Search the entries for the word "here". Copy each line in which it is found.

BEGIN

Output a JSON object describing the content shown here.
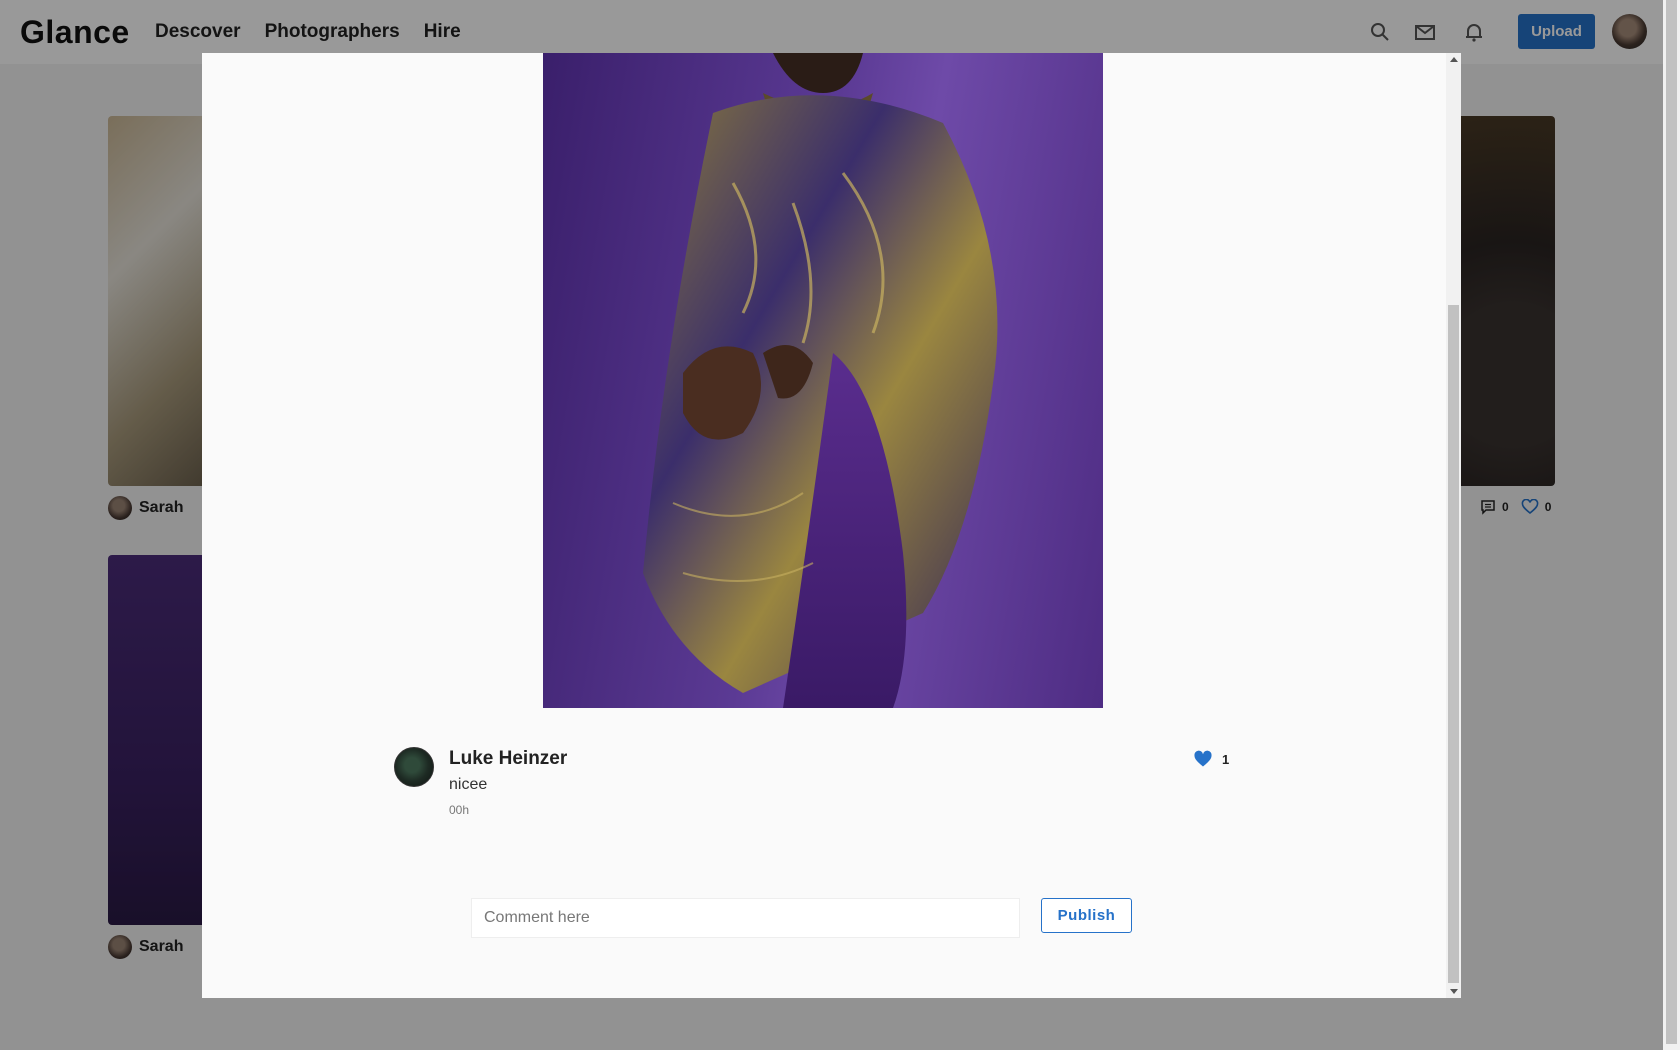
{
  "app": {
    "logo": "Glance"
  },
  "nav": {
    "items": [
      "Descover",
      "Photographers",
      "Hire"
    ]
  },
  "header": {
    "upload_label": "Upload"
  },
  "gallery": {
    "cards": [
      {
        "author": "Sarah"
      },
      {
        "author": "Sarah"
      }
    ],
    "card_right_stats": {
      "comments": "0",
      "likes": "0"
    }
  },
  "modal": {
    "comment": {
      "author": "Luke Heinzer",
      "text": "nicee",
      "time": "00h",
      "likes": "1"
    },
    "input_placeholder": "Comment here",
    "publish_label": "Publish"
  },
  "colors": {
    "accent": "#2672c9",
    "photo_bg": "#5b3a94"
  }
}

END

▶ [Your solution]:
Output a JSON object describing the content shown here.
    "input_placeholder": "Comment here",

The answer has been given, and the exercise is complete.